Updated: Jun 27
At last! Business and pleasure travelers are finally able to hit the roads, rails, airways, and waterways after long months of pandemic restrictions. We asked two leading tourism industry experts from the United States and Canada to discuss the new realities of cross-border travel and help us identify future action items for the Future Borders Coalition. Our guest commentators are Tori Emerson Barnes, Executive Vice President, Public Affairs and Policy at the U.S. Travel Association (U.S. Travel), and Beth Potter, President & CEO of the Tourism Industry Association of Canada (TIAC).
FBC: As pandemic-related health testing regulations are relaxed, what else should we be focusing on at the border? How can we facilitate better collaboration between the U.S. & Canada?
While public attention has been focused on pandemic-related issues for the past few years, Beth Potter from TIAC contends that it is time to shift the agenda back to global harmonization and the value of tourism for competitiveness: “We’re pleased that the Government of Canada has most recently eliminated the COVID-19 vaccine mandates for domestic travel on planes and trains, as well as outbound international travel, and we continue to push for removal of all pandemic-related border restrictions,” she says. “But at the same time, it is essential that we lead conversations globally to support the seamless travel experience.” Potter urges both governments to reduce the number of checkpoints in a single trip by leveraging on proven technologies: “We must continue to push for improving the travel experience; the creation of one that eliminates the need for travellers to show documents and identification at multiple times to a variety of stakeholders at different checkpoints in a single trip.”
Tori Barnes is similarly focused on the synergies of harmonization and the modernization of border processes through the use of proven technologies. For example, she suggests that “preclearance at air and seaports can be modernized to fully integrate biometric identification on both sides of the border.” At land border crossings, Barnes envisions a future where screening technology is effectively integrated and “land border crossings feel more like a toll booth to the secured traveler or commercial operator.”
FBC: How has the pandemic affected the North American tourist market?
Potter notes that although the Canadian tourism sector seems on the road to recovery, international arrivals are still down 86% compared to 2019 levels. There is still a lot of work ahead in order to return this once $105 billion industry to the economic competitive powerhouse that it was in pre pandemic. For this reason, the Tourism Industry Association of Canada (TIAC) continues to work closely with Destination Canada to attract international visitors and return to the once $105 billion industry of pre-pandemic times. One of their focal collaborative efforts is Rendezvous Canada, Canada’s premier tourism industry marketplace, which took place in Toronto from May 24 to 27, 2022.
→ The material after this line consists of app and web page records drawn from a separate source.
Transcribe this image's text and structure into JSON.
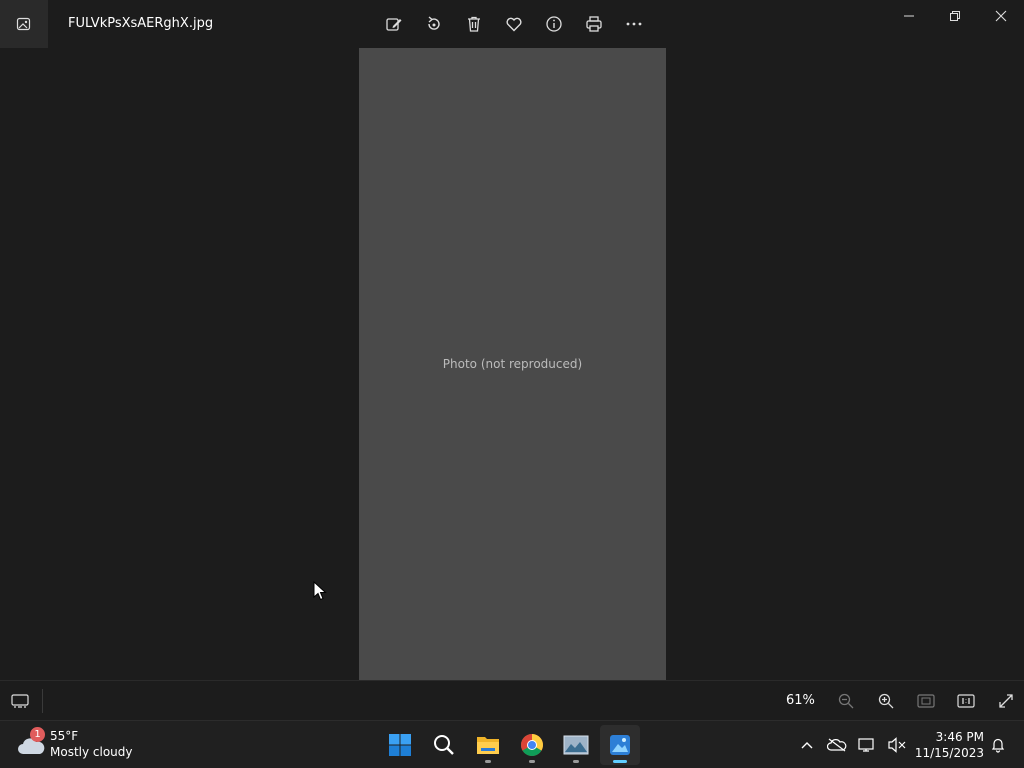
{
  "titlebar": {
    "file_name": "FULVkPsXsAERghX.jpg"
  },
  "toolbar": {
    "buttons": [
      "edit-image-icon",
      "rotate-icon",
      "delete-icon",
      "favorite-icon",
      "info-icon",
      "print-icon",
      "more-icon"
    ]
  },
  "window_controls": [
    "minimize-icon",
    "restore-icon",
    "close-icon"
  ],
  "viewer": {
    "placeholder_label": "Photo (not reproduced)"
  },
  "bottombar": {
    "zoom_level": "61%"
  },
  "taskbar": {
    "weather": {
      "badge": "1",
      "temperature": "55°F",
      "description": "Mostly cloudy"
    },
    "apps": [
      "start-icon",
      "search-icon",
      "file-explorer-icon",
      "chrome-icon",
      "photos-legacy-icon",
      "photos-icon"
    ],
    "clock": {
      "time": "3:46 PM",
      "date": "11/15/2023"
    }
  },
  "colors": {
    "background": "#1c1c1c",
    "taskbar": "#202020",
    "accent": "#60cdff"
  }
}
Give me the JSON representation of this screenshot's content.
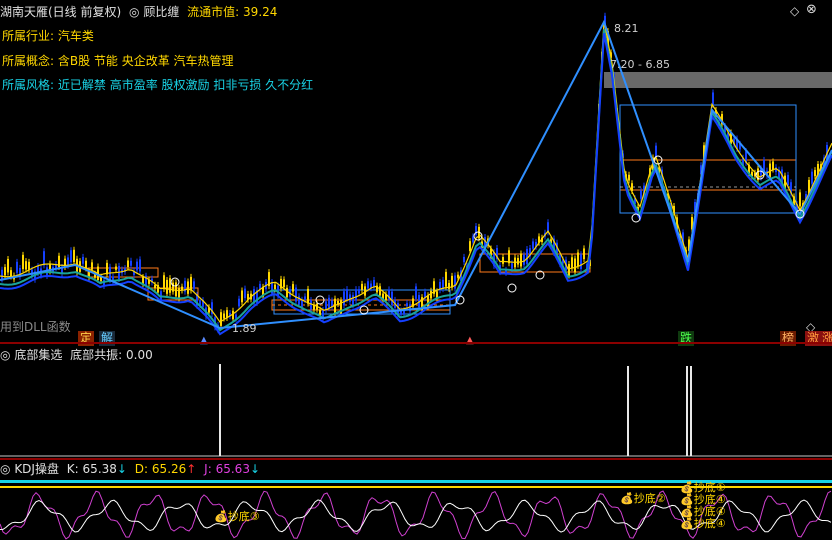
{
  "header": {
    "stock_name": "湖南天雁(日线 前复权)",
    "indicator_name": "顾比缠",
    "market_cap_label": "流通市值:",
    "market_cap_value": "39.24"
  },
  "info": {
    "industry_label": "所属行业:",
    "industry_value": "汽车类",
    "concept_label": "所属概念:",
    "concept_value": "含B股 节能 央企改革 汽车热管理",
    "style_label": "所属风格:",
    "style_value": "近已解禁 高市盈率 股权激励 扣非亏损 久不分红"
  },
  "price_labels": {
    "high": "8.21",
    "range": "7.20 - 6.85",
    "low": "1.89"
  },
  "dll_text": "用到DLL函数",
  "badges": {
    "ding": "定",
    "jie": "解",
    "die": "跌",
    "bang": "榜",
    "ji": "激",
    "zhang": "涨"
  },
  "mid_panel": {
    "title": "底部集选",
    "resonance_label": "底部共振:",
    "resonance_value": "0.00"
  },
  "kdj_panel": {
    "title": "KDJ操盘",
    "k_label": "K:",
    "k_value": "65.38",
    "k_arrow": "↓",
    "d_label": "D:",
    "d_value": "65.26",
    "d_arrow": "↑",
    "j_label": "J:",
    "j_value": "65.63",
    "j_arrow": "↓"
  },
  "markers": {
    "chaodi_1": "抄底①",
    "chaodi_2": "抄底②",
    "chaodi_3": "抄底③",
    "chaodi_4": "抄底④"
  },
  "colors": {
    "up_yellow": "#ffd700",
    "down_blue": "#1540ff",
    "trend_blue": "#2f8fff",
    "teal": "#1aa39a",
    "orange_box": "#ff7a1a",
    "kdj_magenta": "#d040d0",
    "kdj_white": "#ffffff",
    "cyan_band": "#19d3e6"
  }
}
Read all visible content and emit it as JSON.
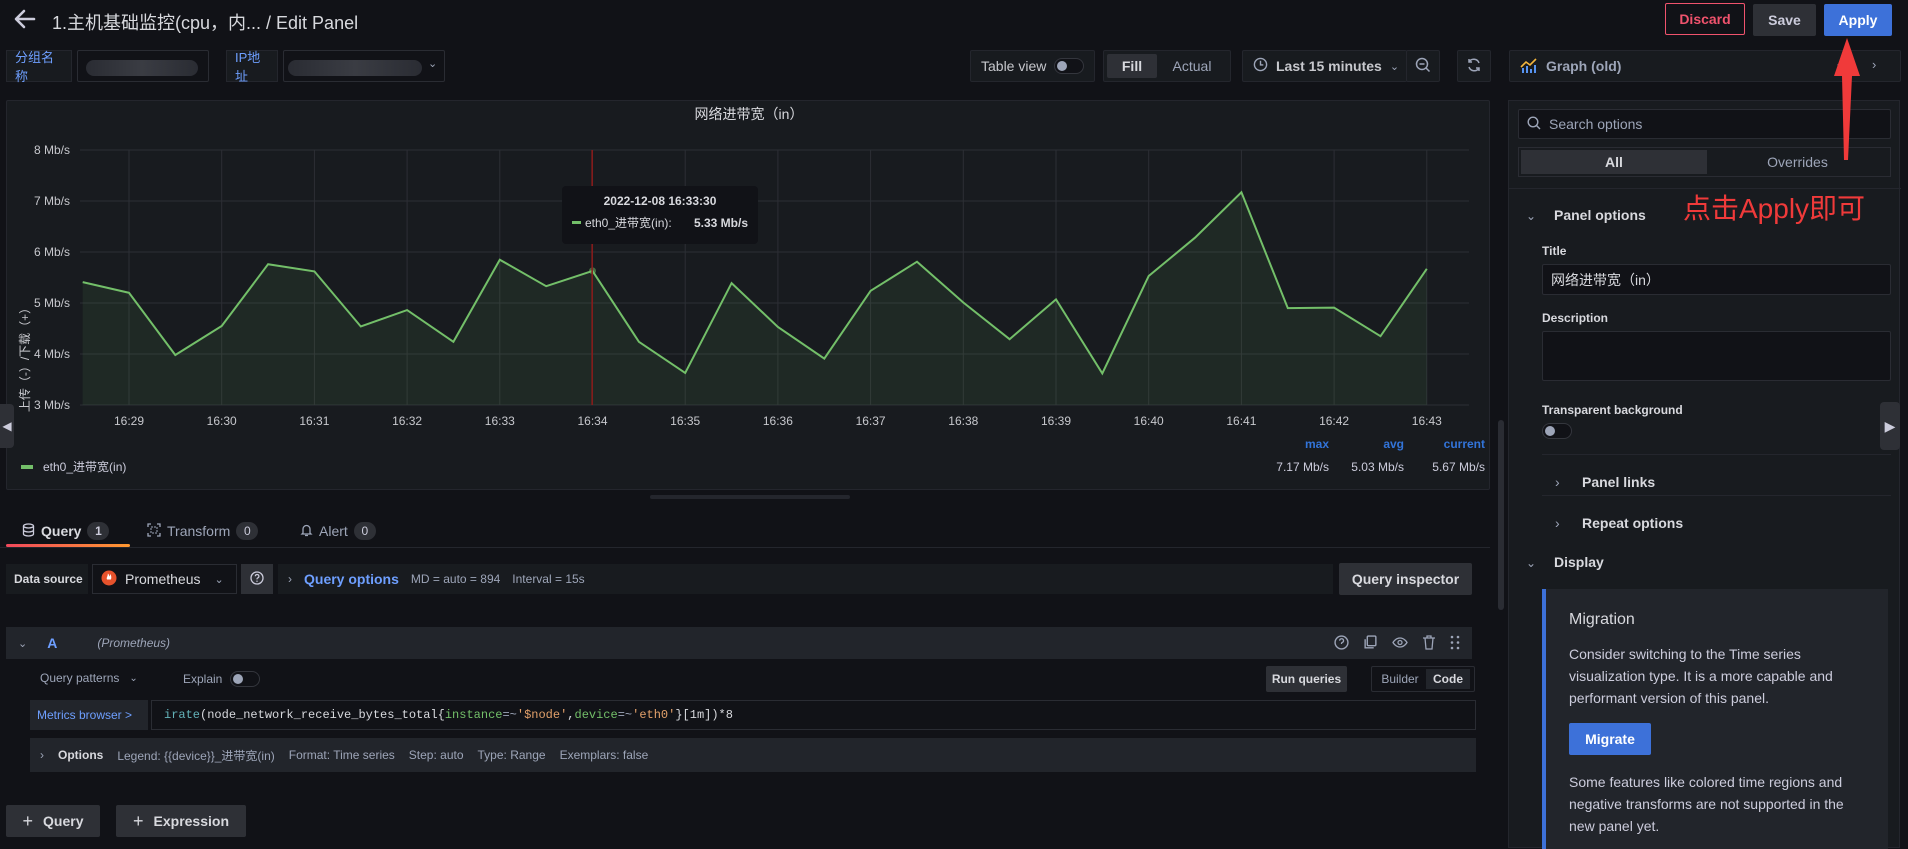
{
  "header": {
    "title": "1.主机基础监控(cpu，内...  / Edit Panel",
    "discard": "Discard",
    "save": "Save",
    "apply": "Apply"
  },
  "variables": [
    {
      "label": "分组名称",
      "value": ""
    },
    {
      "label": "IP地址",
      "value": ""
    }
  ],
  "toolbar": {
    "table_view": "Table view",
    "fill": "Fill",
    "actual": "Actual",
    "time_range": "Last 15 minutes",
    "viz_type": "Graph (old)"
  },
  "panel": {
    "title": "网络进带宽（in）",
    "tooltip": {
      "time": "2022-12-08 16:33:30",
      "series": "eth0_进带宽(in):",
      "value": "5.33 Mb/s"
    },
    "legend": {
      "series": "eth0_进带宽(in)",
      "headers": [
        "max",
        "avg",
        "current"
      ],
      "values": [
        "7.17 Mb/s",
        "5.03 Mb/s",
        "5.67 Mb/s"
      ]
    }
  },
  "chart_data": {
    "type": "area",
    "title": "网络进带宽（in）",
    "xlabel": "",
    "ylabel": "上传（-）/下载（+）",
    "ylim": [
      3,
      8
    ],
    "yticks": [
      "3 Mb/s",
      "4 Mb/s",
      "5 Mb/s",
      "6 Mb/s",
      "7 Mb/s",
      "8 Mb/s"
    ],
    "xticks": [
      "16:29",
      "16:30",
      "16:31",
      "16:32",
      "16:33",
      "16:34",
      "16:35",
      "16:36",
      "16:37",
      "16:38",
      "16:39",
      "16:40",
      "16:41",
      "16:42",
      "16:43"
    ],
    "grid": true,
    "legend": "bottom-left",
    "series": [
      {
        "name": "eth0_进带宽(in)",
        "color": "#73bf69",
        "x": [
          "16:28:30",
          "16:29",
          "16:29:30",
          "16:30",
          "16:30:30",
          "16:31",
          "16:31:30",
          "16:32",
          "16:32:30",
          "16:33",
          "16:33:30",
          "16:34",
          "16:34:30",
          "16:35",
          "16:35:30",
          "16:36",
          "16:36:30",
          "16:37",
          "16:37:30",
          "16:38",
          "16:38:30",
          "16:39",
          "16:39:30",
          "16:40",
          "16:40:30",
          "16:41",
          "16:41:30",
          "16:42",
          "16:42:30",
          "16:43"
        ],
        "values": [
          5.41,
          5.2,
          3.98,
          4.55,
          5.76,
          5.62,
          4.54,
          4.86,
          4.24,
          5.85,
          5.33,
          5.63,
          4.24,
          3.63,
          5.39,
          4.53,
          3.91,
          5.24,
          5.81,
          5.01,
          4.29,
          5.07,
          3.62,
          5.53,
          6.28,
          7.17,
          4.9,
          4.91,
          4.35,
          5.67
        ]
      }
    ],
    "hover_time": "16:33:30"
  },
  "query_tabs": [
    {
      "label": "Query",
      "count": "1"
    },
    {
      "label": "Transform",
      "count": "0"
    },
    {
      "label": "Alert",
      "count": "0"
    }
  ],
  "query": {
    "datasource_label": "Data source",
    "datasource": "Prometheus",
    "query_options": "Query options",
    "md": "MD = auto = 894",
    "interval": "Interval = 15s",
    "inspector": "Query inspector",
    "ref": "A",
    "ref_ds": "(Prometheus)",
    "patterns": "Query patterns",
    "explain": "Explain",
    "run": "Run queries",
    "builder": "Builder",
    "code": "Code",
    "metrics_browser": "Metrics browser >",
    "expr": {
      "fn": "irate",
      "metric": "node_network_receive_bytes_total",
      "l1": "instance",
      "v1": "'$node'",
      "l2": "device",
      "v2": "'eth0'",
      "range": "[1m]",
      "tail": ")*8"
    },
    "options_label": "Options",
    "options": [
      "Legend: {{device}}_进带宽(in)",
      "Format: Time series",
      "Step: auto",
      "Type: Range",
      "Exemplars: false"
    ],
    "add_query": "Query",
    "add_expression": "Expression"
  },
  "options_pane": {
    "search_placeholder": "Search options",
    "tab_all": "All",
    "tab_overrides": "Overrides",
    "panel_options": "Panel options",
    "title_label": "Title",
    "title_value": "网络进带宽（in）",
    "description_label": "Description",
    "transparent_label": "Transparent background",
    "panel_links": "Panel links",
    "repeat_options": "Repeat options",
    "display": "Display",
    "migration_title": "Migration",
    "migration_text": "Consider switching to the Time series visualization type. It is a more capable and performant version of this panel.",
    "migrate": "Migrate",
    "migration_note": "Some features like colored time regions and negative transforms are not supported in the new panel yet."
  },
  "annotation": {
    "text": "点击Apply即可",
    "color": "#f03a3a"
  }
}
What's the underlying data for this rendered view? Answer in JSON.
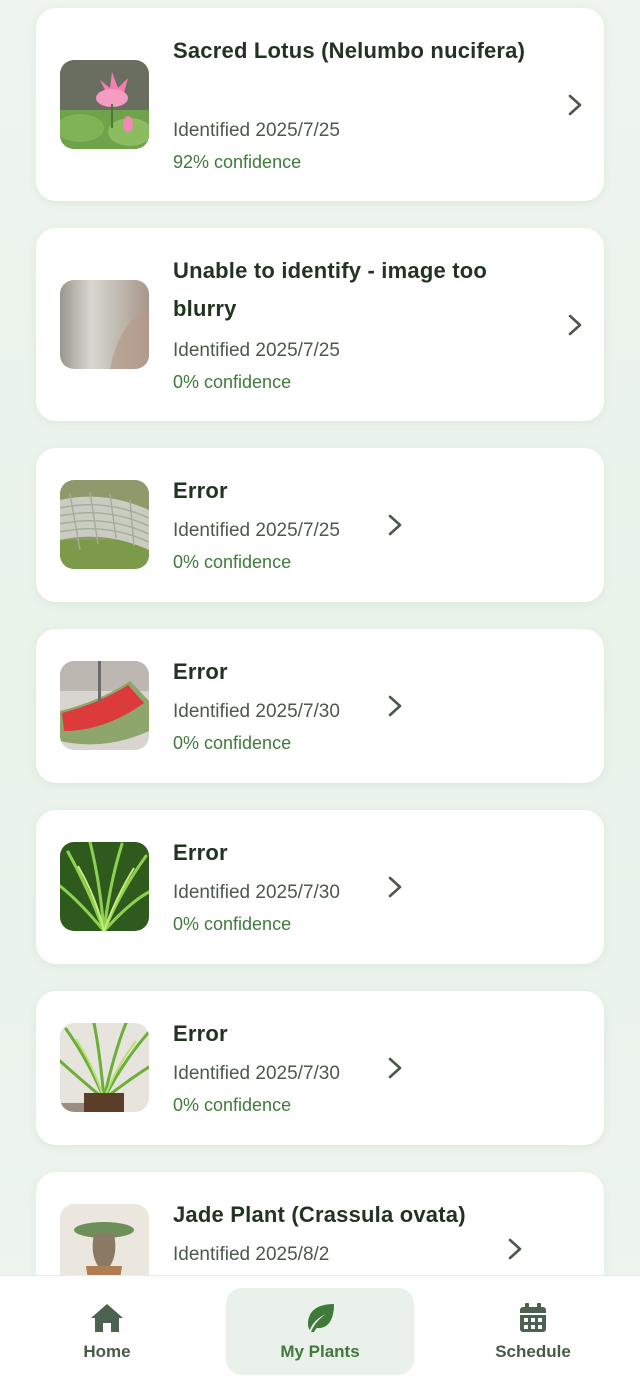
{
  "plants": [
    {
      "name": "Sacred Lotus (Nelumbo nucifera)",
      "date": "Identified 2025/7/25",
      "confidence": "92% confidence",
      "thumb_icon": "lotus-photo"
    },
    {
      "name": "Unable to identify - image too blurry",
      "date": "Identified 2025/7/25",
      "confidence": "0% confidence",
      "thumb_icon": "blurry-photo"
    },
    {
      "name": "Error",
      "date": "Identified 2025/7/25",
      "confidence": "0% confidence",
      "thumb_icon": "mesh-photo"
    },
    {
      "name": "Error",
      "date": "Identified 2025/7/30",
      "confidence": "0% confidence",
      "thumb_icon": "watermelon-photo"
    },
    {
      "name": "Error",
      "date": "Identified 2025/7/30",
      "confidence": "0% confidence",
      "thumb_icon": "grass-photo"
    },
    {
      "name": "Error",
      "date": "Identified 2025/7/30",
      "confidence": "0% confidence",
      "thumb_icon": "grass-pot-photo"
    },
    {
      "name": "Jade Plant (Crassula ovata)",
      "date": "Identified 2025/8/2",
      "confidence": "",
      "thumb_icon": "jade-photo"
    }
  ],
  "nav": {
    "home": {
      "label": "Home",
      "icon": "house-icon"
    },
    "my_plants": {
      "label": "My Plants",
      "icon": "leaf-icon"
    },
    "schedule": {
      "label": "Schedule",
      "icon": "calendar-icon"
    }
  },
  "colors": {
    "accent": "#3f7a3b",
    "background": "#eef5ee",
    "card": "#ffffff",
    "title": "#223322"
  }
}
On the U.S. side, the lessons learned from pandemic-related travel uncertainty have not been lost. Barnes cites a U.S. Travel survey which found that travelers from Europe and Asia identified the uncertainty of potentially having to cancel a trip due to the U.S. pre-departure testing requirement that was in place until June 12. Even though the pre-departure testing requirement has been rolled back, a key takeaway is the importance of certainty and predictability on traveller decision making. A new analysis found that removing pre-departure testing could bring an additional 5.4 million visitors to the U.S. and an additional $9 billion in travel spending through the remainder of 2022.
FBC: What has been the impact of workforce shortages for tourism in Canada and the U.S.?
Labour shortages were a problem for the tourism industry even before the pandemic aggravated the situation. Because of the complex factors contributing to the labour shortfalls, it could take a decade before the industry reaches pre-pandemic employment levels. In Canada, TIAC is working with government and industry stakeholders to develop a comprehensive strategy to deal with short term gaps as well as options for the longer-term workforce expansion. As Potter notes, “We cannot recover without our people.”
The U.S. shares these workforce woes, reporting 1.7 million job openings in the leisure and hospitality (L&H) sector. The tourism sector is looking to a combination of domestic incentives as well as temporary foreign workers to help fill the gaps. Although the U.S. released an additional H-2B nonagricultural worker visas for the second half of 2022, U.S. Travel argues that it is still not enough. The association is urging the Biden administration to exercise the full authority given by Congress and release all authorized H-2B visas in order to support an even recovery across all sectors of travel. Says Barnes: “Not having workers is just as harmful as not having customers.”
FBC: What message do you have for travelers as we head into the 2022 summer vacation season?
While it is going to continue to be important to stay aware of local regulations and the latest health and safety guidance as we make plans for Summer 2022, Barnes offers an enthusiastic welcome: “Destinations across the U.S. are ready to welcome visitors from around the world!”
Potter shares a similarly optimistic message: “Travel Now – for Work, Life and Play!!” She notes that the travel industry has an important role to help visitors to be confident in their travel decisions, “knowing that our businesses are prepared to offer experiences that not only comply with health and safety guidelines, but also offer a means to travel for business, pleasure, visits and enjoyment!”